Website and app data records
= = =

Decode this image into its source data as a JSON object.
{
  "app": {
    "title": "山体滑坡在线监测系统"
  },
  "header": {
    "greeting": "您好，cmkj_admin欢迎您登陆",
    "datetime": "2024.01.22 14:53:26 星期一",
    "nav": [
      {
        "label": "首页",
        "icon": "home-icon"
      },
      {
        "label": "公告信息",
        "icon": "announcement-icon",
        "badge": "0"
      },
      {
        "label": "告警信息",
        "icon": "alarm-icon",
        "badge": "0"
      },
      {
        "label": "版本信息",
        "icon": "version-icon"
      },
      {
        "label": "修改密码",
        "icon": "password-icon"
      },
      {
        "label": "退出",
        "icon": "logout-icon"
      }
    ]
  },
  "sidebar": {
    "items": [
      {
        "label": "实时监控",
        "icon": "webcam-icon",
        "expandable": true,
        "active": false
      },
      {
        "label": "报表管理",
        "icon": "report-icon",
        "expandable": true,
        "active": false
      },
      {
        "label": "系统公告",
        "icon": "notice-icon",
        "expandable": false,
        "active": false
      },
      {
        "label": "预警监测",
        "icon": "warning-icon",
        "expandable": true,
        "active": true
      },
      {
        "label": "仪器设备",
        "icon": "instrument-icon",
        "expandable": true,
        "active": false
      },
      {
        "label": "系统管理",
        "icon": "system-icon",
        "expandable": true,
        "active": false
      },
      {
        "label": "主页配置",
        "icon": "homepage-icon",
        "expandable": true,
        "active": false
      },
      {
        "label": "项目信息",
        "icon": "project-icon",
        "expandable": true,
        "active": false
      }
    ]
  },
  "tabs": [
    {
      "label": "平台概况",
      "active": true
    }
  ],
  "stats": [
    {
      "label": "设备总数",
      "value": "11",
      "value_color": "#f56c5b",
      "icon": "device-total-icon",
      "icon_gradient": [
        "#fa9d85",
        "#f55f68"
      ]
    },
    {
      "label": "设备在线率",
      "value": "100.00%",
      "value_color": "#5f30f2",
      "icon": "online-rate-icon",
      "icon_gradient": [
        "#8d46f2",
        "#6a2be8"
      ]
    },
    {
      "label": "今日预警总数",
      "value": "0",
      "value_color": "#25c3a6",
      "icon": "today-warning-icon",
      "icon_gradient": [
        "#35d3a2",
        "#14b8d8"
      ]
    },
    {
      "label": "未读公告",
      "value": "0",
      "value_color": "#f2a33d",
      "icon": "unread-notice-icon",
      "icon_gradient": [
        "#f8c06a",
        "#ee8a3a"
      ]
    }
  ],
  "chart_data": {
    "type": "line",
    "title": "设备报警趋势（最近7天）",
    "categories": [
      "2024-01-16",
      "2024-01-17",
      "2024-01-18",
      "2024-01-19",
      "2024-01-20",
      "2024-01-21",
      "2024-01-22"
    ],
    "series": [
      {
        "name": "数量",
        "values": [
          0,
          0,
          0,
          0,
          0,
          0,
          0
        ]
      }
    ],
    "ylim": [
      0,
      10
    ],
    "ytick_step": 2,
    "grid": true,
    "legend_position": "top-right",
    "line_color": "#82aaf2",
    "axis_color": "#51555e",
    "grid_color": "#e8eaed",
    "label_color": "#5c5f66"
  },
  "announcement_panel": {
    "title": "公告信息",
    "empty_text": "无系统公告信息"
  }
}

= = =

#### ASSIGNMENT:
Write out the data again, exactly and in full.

#### SOLUTION FOR THIS EXERCISE:
Decode this image into its source data as a JSON object.
{
  "app": {
    "title": "山体滑坡在线监测系统"
  },
  "header": {
    "greeting": "您好，cmkj_admin欢迎您登陆",
    "datetime": "2024.01.22 14:53:26 星期一",
    "nav": [
      {
        "label": "首页",
        "icon": "home-icon"
      },
      {
        "label": "公告信息",
        "icon": "announcement-icon",
        "badge": "0"
      },
      {
        "label": "告警信息",
        "icon": "alarm-icon",
        "badge": "0"
      },
      {
        "label": "版本信息",
        "icon": "version-icon"
      },
      {
        "label": "修改密码",
        "icon": "password-icon"
      },
      {
        "label": "退出",
        "icon": "logout-icon"
      }
    ]
  },
  "sidebar": {
    "items": [
      {
        "label": "实时监控",
        "icon": "webcam-icon",
        "expandable": true,
        "active": false
      },
      {
        "label": "报表管理",
        "icon": "report-icon",
        "expandable": true,
        "active": false
      },
      {
        "label": "系统公告",
        "icon": "notice-icon",
        "expandable": false,
        "active": false
      },
      {
        "label": "预警监测",
        "icon": "warning-icon",
        "expandable": true,
        "active": true
      },
      {
        "label": "仪器设备",
        "icon": "instrument-icon",
        "expandable": true,
        "active": false
      },
      {
        "label": "系统管理",
        "icon": "system-icon",
        "expandable": true,
        "active": false
      },
      {
        "label": "主页配置",
        "icon": "homepage-icon",
        "expandable": true,
        "active": false
      },
      {
        "label": "项目信息",
        "icon": "project-icon",
        "expandable": true,
        "active": false
      }
    ]
  },
  "tabs": [
    {
      "label": "平台概况",
      "active": true
    }
  ],
  "stats": [
    {
      "label": "设备总数",
      "value": "11",
      "value_color": "#f56c5b",
      "icon": "device-total-icon",
      "icon_gradient": [
        "#fa9d85",
        "#f55f68"
      ]
    },
    {
      "label": "设备在线率",
      "value": "100.00%",
      "value_color": "#5f30f2",
      "icon": "online-rate-icon",
      "icon_gradient": [
        "#8d46f2",
        "#6a2be8"
      ]
    },
    {
      "label": "今日预警总数",
      "value": "0",
      "value_color": "#25c3a6",
      "icon": "today-warning-icon",
      "icon_gradient": [
        "#35d3a2",
        "#14b8d8"
      ]
    },
    {
      "label": "未读公告",
      "value": "0",
      "value_color": "#f2a33d",
      "icon": "unread-notice-icon",
      "icon_gradient": [
        "#f8c06a",
        "#ee8a3a"
      ]
    }
  ],
  "chart_data": {
    "type": "line",
    "title": "设备报警趋势（最近7天）",
    "categories": [
      "2024-01-16",
      "2024-01-17",
      "2024-01-18",
      "2024-01-19",
      "2024-01-20",
      "2024-01-21",
      "2024-01-22"
    ],
    "series": [
      {
        "name": "数量",
        "values": [
          0,
          0,
          0,
          0,
          0,
          0,
          0
        ]
      }
    ],
    "ylim": [
      0,
      10
    ],
    "ytick_step": 2,
    "grid": true,
    "legend_position": "top-right",
    "line_color": "#82aaf2",
    "axis_color": "#51555e",
    "grid_color": "#e8eaed",
    "label_color": "#5c5f66"
  },
  "announcement_panel": {
    "title": "公告信息",
    "empty_text": "无系统公告信息"
  }
}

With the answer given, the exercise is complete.